I've been struggling in the last two weeks with this class as I've been teaching Erik Reece's Lost Mountain about mountaintop removal coal mining in Kentucky and other human-caused disasters happening, because it seems like the whole thing has been so overwhelming and so huge that my students (and me too) are getting buried under the powerlessness of the whole thing. I think I underestimated the power of this reality on myself and my students. Mostly, for them, it's because they didn't know these things were happening and so that makes them feel even more powerless. As I'm reading through their Think Pieces for this week (that they just handed in), some of them are being able to push through that shock and powerlessness and helplessness that they're feeling into a place where they can start to think about what they can do.
Thank goodness. I was getting really worried there for a while.
Of course, it helps that today we looked at Wangari Maathai's website for the Green Belt Movement. I read her memoir, Unbowed, in Tom Lynch's Global Environmental Literature class during Fall 2010 and Maathai was supposed to come to UNL in the fall, but she died of cancer in September. She was the first African woman (and first environmentalist) to win the Nobel Peace Prize, in 2004. What the Green Belt Movement was able to accomplish is staggering.
We watched these two videos:
And I asked my students to jot down notes of things that sounded familiar to them and we put them on the board. We heard issues of gender, class (specifically poverty), the rural/urban divide, politics and power, government and power, and grassroots empowerment. Such a simple thing, to plant a tree and allow rural women the opportunity to stand on their own two feet.
We spent the rest of the class period working on the topics for their WP3, on human-caused disasters. Most of them had a decent idea of what they would do: tracking, the BP oil spill, ocean dead zones, the Keystone XL pipeline, and more. What I emphasized as we wrapped up the class is that I want them to concentrate on complicating what is going on. One of the problems we see with these human-caused disasters is that there is a huge divide between people and the environment.
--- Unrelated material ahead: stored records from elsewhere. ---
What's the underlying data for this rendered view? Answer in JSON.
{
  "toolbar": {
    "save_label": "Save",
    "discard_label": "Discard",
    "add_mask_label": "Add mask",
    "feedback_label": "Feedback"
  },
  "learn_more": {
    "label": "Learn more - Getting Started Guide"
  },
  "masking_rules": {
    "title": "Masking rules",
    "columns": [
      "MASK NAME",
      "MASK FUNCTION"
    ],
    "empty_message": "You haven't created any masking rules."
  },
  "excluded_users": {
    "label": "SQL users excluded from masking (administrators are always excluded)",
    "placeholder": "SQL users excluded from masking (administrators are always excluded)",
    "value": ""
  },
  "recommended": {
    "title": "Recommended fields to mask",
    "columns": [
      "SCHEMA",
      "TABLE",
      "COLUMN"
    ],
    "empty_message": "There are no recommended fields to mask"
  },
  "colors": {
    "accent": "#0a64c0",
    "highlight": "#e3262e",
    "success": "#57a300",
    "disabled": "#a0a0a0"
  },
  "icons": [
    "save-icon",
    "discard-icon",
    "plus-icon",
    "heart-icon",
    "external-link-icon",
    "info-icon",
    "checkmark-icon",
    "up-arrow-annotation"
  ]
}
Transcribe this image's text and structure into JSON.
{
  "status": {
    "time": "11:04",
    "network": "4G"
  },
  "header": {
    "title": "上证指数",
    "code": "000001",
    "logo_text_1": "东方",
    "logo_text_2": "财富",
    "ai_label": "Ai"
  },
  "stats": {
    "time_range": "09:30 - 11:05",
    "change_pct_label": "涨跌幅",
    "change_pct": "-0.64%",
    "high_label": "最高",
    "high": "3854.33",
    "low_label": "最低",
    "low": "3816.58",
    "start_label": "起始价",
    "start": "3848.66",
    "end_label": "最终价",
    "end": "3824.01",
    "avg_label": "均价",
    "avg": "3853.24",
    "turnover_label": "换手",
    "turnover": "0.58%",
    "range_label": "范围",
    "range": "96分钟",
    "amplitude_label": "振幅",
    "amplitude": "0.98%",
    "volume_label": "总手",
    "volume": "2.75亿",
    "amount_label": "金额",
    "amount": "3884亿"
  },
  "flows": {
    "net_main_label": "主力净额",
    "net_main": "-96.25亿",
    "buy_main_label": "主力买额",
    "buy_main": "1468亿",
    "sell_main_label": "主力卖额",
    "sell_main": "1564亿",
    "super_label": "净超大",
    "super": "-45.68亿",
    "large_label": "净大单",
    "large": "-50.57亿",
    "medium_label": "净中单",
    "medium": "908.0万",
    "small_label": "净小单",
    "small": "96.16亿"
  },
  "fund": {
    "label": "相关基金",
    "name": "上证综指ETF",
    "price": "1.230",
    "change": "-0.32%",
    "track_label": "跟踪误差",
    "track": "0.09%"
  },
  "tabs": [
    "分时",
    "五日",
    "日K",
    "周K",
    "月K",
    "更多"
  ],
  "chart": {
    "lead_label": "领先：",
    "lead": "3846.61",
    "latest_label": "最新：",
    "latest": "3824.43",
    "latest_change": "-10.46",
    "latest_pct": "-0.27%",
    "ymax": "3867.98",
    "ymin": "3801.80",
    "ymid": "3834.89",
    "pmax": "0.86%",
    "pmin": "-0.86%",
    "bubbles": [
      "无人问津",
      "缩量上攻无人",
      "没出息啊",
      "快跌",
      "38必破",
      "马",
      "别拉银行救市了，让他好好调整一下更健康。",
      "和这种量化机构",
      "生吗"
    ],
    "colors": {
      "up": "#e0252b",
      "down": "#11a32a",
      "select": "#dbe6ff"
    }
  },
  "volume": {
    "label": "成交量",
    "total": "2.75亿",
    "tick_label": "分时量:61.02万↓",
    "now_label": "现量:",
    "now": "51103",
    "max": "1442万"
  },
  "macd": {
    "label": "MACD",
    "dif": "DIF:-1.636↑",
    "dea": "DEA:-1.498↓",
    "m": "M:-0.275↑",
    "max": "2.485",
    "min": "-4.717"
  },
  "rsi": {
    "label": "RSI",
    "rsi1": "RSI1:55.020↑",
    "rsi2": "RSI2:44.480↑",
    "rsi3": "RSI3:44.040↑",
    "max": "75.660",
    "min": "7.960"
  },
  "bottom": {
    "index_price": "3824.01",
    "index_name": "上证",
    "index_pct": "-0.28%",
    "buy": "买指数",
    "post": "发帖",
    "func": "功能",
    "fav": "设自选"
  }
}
It's an either/or, not a both/and. So, I want them to make sure that they're talking about a disaster in a specific place--fracking in Texas is going to be a different issue than fracking in Ohio or Pennsylvania. The place matters. The people matter. Who, specifically, is affected? Race, gender, class, economic status, heritage, etc. Why should anybody care?
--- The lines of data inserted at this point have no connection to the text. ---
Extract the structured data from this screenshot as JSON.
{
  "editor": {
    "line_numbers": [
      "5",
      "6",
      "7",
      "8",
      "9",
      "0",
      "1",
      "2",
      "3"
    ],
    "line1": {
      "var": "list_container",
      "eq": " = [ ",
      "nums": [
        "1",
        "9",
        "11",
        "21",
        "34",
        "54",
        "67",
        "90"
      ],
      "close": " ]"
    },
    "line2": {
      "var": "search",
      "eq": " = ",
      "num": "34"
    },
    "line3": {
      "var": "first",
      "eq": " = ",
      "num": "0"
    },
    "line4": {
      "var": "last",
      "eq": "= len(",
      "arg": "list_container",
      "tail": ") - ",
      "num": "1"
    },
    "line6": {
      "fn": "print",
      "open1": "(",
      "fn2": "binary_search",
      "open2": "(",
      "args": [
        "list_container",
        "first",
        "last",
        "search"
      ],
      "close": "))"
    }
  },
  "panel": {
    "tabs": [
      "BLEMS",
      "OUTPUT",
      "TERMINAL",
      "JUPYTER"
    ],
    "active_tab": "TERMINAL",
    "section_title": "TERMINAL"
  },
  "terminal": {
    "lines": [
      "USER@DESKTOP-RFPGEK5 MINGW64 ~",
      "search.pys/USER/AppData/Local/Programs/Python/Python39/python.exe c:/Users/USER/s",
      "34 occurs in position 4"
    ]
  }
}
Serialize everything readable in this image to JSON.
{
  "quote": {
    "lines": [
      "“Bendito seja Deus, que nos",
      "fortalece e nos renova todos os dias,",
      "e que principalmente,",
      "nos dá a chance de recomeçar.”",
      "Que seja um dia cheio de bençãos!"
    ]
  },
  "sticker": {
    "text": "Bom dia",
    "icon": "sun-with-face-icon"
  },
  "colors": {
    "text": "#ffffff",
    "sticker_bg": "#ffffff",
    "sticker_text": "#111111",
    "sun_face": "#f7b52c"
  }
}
Their rough drafts are due next Friday, so I'm pushing them to work on the researching now, this weekend, so they can have something solid before Friday, because their last rough drafts were not good. I hope they can apply what they learned last time to this paper. I'm going to be very interested to see what happens with this project. Verrrry interested. And like I'm noticing with my 252, there's still an energy to the class that defies this race-to-the-end-of-the-semester, which is just plain awesome.